Crosby, Jr., 4-Willie B. Chase, i- Pansy, 2--Fred. E. Stone, 3--Edith H. E. Parsons, --Paul England and Co., 4--Sallie
Hovey, 3 Nellie Mosher, i Harry Reed, i- Ada Reed, I Grace Reed, i -" Rosamond," Bessie Ammerman, 4 Alice Dupr6
Close, 3- Mary W. Nail, I Katie Hoffman, I Charles Orcutt, i Nannie McL. Duff, i -" Merry Wives of Windsor," 2- Everett
Lane Jones, i-Arabella Ward, 5-E. Hope Goddard, 7-"Two iEsthetic Maidens," 7-"Patience," 5-F. Lawrence Bosqu6, x-
Vera, 3 Effie K. Talboys, 9 Kittle B. Harris, I W. St. L., 5 Pewee," 3 Frankie Gardiner, 2 Leslie B. Douglass, 7-Cherry,
2--Cliff. M. Reifsnider, x-" Alcibiades," 6-Frank Nugent, 2-Warren, 4-V. P. J. S. M. C., 4-Genie J. Callmeyer, 6-Jessie
Hutchinson, 7 Jas. T. Howes, 7--H L. Pryn, -Arthur C. Hixon, "Machine," 5-V. M. Giffin, j Bertie and Maud, 6-
Azile, 3-Madge Tolderlund, 3-Harry Johnston, 7-J. H. Cuming, 2-Sallie Viles, zo-Fannie and Minnie, 6-Three Robins, 8-
Charles H. Parmly, 5-John G. Morse, 12--Sarah and Margaret, 2-Vin, Alex, and Henry, 5-Standish McCleary, 4-Mary E.
Baker, 4-Helen's Mamma, o--Fred. Thwaits, 9-Willie L. Brower, 3-Anna K. Dessalet, 2-Appleton H., 7-Mama and Bae, It

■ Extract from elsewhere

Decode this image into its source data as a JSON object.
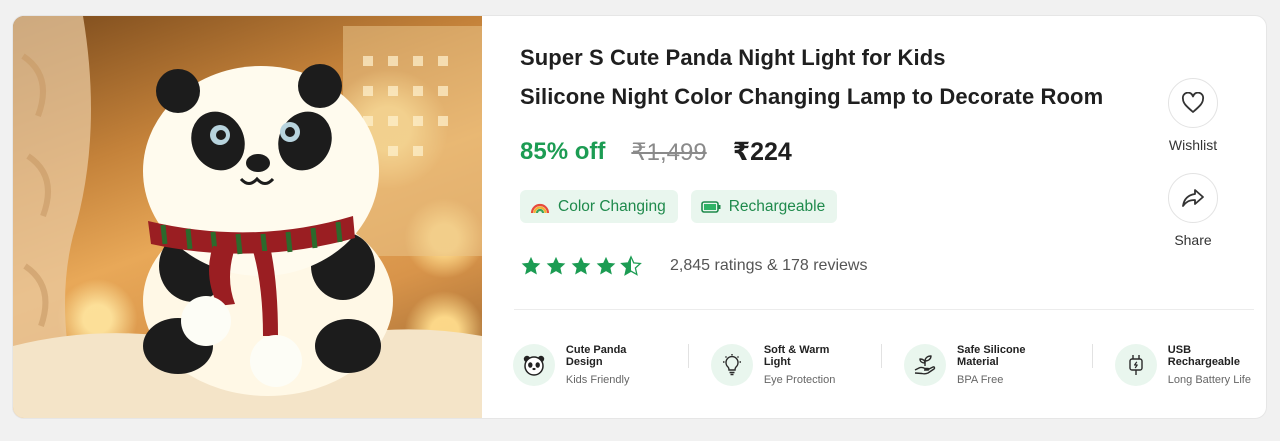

-Florence G. Lane, Clara J. Child, lo- Verna E. Barum, 3 Lulu Clarke and Nellie Caldwell, 3- Algernon Tassin, 4-John F.
Putnam, -Minnie and Florence Larwill, 3-Florence Leslie Kyte, io-Pan Z, 6-Potrero, 6- Pernie, -G. L. and J W., 2-Two

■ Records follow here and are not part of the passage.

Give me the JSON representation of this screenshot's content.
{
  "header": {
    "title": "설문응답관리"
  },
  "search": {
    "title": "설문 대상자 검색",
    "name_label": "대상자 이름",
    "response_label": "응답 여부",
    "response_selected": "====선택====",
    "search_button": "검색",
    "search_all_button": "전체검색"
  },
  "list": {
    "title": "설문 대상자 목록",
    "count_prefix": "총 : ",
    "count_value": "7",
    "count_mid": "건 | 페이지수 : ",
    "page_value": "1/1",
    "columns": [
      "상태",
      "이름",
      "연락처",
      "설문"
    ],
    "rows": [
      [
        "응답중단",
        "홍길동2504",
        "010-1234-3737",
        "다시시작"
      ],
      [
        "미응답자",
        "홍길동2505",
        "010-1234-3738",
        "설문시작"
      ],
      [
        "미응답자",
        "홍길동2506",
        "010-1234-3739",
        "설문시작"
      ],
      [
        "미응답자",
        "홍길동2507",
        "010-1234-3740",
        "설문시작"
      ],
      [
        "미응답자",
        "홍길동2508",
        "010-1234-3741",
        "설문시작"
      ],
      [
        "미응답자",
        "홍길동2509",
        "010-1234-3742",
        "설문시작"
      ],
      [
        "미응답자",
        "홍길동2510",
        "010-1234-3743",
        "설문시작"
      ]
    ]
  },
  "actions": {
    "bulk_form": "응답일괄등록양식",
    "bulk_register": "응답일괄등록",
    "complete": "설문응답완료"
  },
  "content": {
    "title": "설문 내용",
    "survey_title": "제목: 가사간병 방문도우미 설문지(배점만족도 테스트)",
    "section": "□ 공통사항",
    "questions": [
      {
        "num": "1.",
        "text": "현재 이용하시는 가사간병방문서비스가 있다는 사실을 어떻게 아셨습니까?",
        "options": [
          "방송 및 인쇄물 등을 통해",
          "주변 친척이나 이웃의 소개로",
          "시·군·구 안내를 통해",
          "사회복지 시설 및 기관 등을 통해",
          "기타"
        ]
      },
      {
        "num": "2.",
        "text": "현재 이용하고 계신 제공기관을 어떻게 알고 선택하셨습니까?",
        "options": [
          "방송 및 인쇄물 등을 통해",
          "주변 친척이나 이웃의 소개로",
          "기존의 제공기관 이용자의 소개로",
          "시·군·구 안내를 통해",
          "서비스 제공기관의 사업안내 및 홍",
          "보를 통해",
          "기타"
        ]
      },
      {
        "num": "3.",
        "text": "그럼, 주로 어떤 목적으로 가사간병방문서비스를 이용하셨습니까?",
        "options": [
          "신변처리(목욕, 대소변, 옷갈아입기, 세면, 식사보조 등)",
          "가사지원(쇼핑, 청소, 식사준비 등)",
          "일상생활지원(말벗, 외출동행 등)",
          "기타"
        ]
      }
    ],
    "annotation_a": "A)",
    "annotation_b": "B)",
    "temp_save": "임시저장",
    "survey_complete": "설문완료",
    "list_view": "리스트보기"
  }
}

Friends, 5-Lyde McKinney, 6-Gardner L. Tucker, 7-Clara and her Aunt, 8-Edwin McNeilly, 5-J. C. Winne, A.



University of Florida Home Page
© 2004 - 2010 University of Florida George A. Smathers Libraries.

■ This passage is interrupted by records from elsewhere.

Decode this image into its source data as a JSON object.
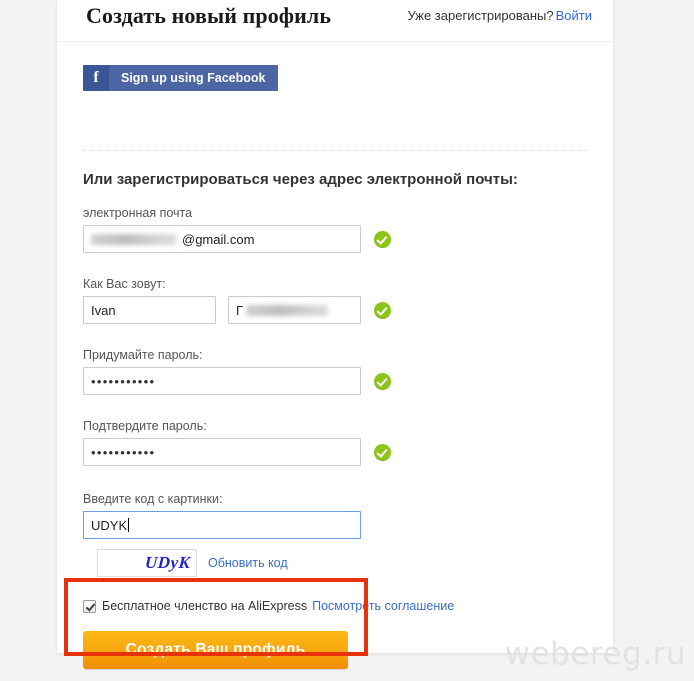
{
  "header": {
    "title": "Создать новый профиль",
    "already_registered_text": "Уже зарегистрированы?",
    "signin_link": "Войти"
  },
  "social": {
    "facebook_label": "Sign up using Facebook",
    "facebook_icon": "facebook-f-icon",
    "facebook_bg": "#4c66a4",
    "facebook_icon_bg": "#3a5795"
  },
  "form": {
    "section_heading": "Или зарегистрироваться через адрес электронной почты:",
    "email": {
      "label": "электронная почта",
      "value_visible": "@gmail.com",
      "value_redacted": true,
      "valid": true
    },
    "name": {
      "label": "Как Вас зовут:",
      "first_value": "Ivan",
      "last_value_visible": "Г",
      "last_value_redacted": true,
      "valid": true
    },
    "password": {
      "label": "Придумайте пароль:",
      "value": "•••••••••••",
      "valid": true
    },
    "password_confirm": {
      "label": "Подтвердите пароль:",
      "value": "•••••••••••",
      "valid": true
    },
    "captcha": {
      "label": "Введите код с картинки:",
      "input_value": "UDYK",
      "focused": true,
      "image_text": "UDyK",
      "refresh_link": "Обновить код"
    },
    "agreement": {
      "checked": true,
      "text": "Бесплатное членство на AliExpress",
      "link": "Посмотреть соглашение"
    },
    "submit_label": "Создать Ваш профиль"
  },
  "annotation": {
    "color": "#e8320c"
  },
  "watermark": {
    "text": "webereg.ru"
  },
  "icons": {
    "valid_check": "check-circle-icon"
  }
}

All rights reserved.

Acceptable Use, Copyright, and Disclaimer Statement
Last updated October 10, 2010 - - mvs